Instructions to follow: Every record below should be written out exactly; pictures stay out.

----------------

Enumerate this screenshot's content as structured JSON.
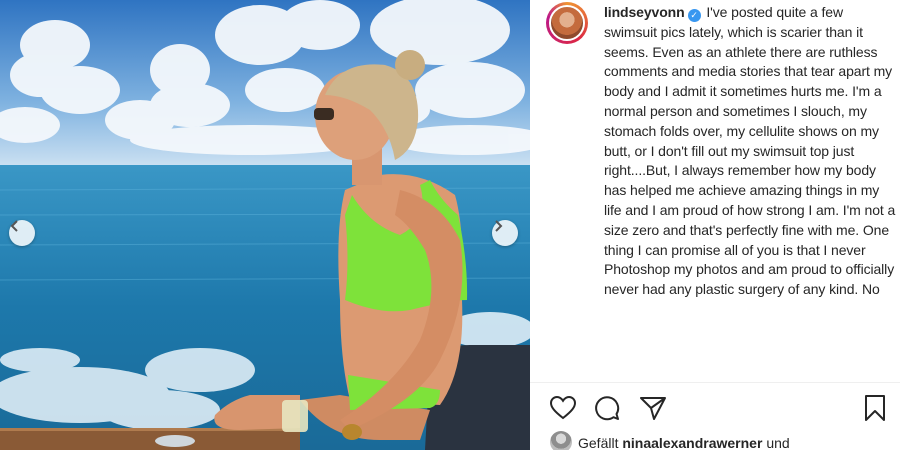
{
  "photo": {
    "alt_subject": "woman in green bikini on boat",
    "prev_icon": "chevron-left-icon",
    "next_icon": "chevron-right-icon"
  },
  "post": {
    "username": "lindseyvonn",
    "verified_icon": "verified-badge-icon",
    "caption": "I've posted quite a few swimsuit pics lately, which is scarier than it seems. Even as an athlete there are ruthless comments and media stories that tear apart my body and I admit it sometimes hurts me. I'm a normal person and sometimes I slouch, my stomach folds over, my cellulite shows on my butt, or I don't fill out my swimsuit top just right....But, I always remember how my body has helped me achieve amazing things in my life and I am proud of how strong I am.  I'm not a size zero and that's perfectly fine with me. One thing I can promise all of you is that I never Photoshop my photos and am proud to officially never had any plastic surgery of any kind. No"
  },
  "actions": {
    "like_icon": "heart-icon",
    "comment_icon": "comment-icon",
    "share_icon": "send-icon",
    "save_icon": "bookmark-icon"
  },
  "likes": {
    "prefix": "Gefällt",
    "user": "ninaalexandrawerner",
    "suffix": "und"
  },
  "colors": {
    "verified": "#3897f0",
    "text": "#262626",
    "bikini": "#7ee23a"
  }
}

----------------

Reply to the exercise:
Enumerate this screenshot's content as structured JSON.
{
  "photo": {
    "alt_subject": "woman in green bikini on boat",
    "prev_icon": "chevron-left-icon",
    "next_icon": "chevron-right-icon"
  },
  "post": {
    "username": "lindseyvonn",
    "verified_icon": "verified-badge-icon",
    "caption": "I've posted quite a few swimsuit pics lately, which is scarier than it seems. Even as an athlete there are ruthless comments and media stories that tear apart my body and I admit it sometimes hurts me. I'm a normal person and sometimes I slouch, my stomach folds over, my cellulite shows on my butt, or I don't fill out my swimsuit top just right....But, I always remember how my body has helped me achieve amazing things in my life and I am proud of how strong I am.  I'm not a size zero and that's perfectly fine with me. One thing I can promise all of you is that I never Photoshop my photos and am proud to officially never had any plastic surgery of any kind. No"
  },
  "actions": {
    "like_icon": "heart-icon",
    "comment_icon": "comment-icon",
    "share_icon": "send-icon",
    "save_icon": "bookmark-icon"
  },
  "likes": {
    "prefix": "Gefällt",
    "user": "ninaalexandrawerner",
    "suffix": "und"
  },
  "colors": {
    "verified": "#3897f0",
    "text": "#262626",
    "bikini": "#7ee23a"
  }
}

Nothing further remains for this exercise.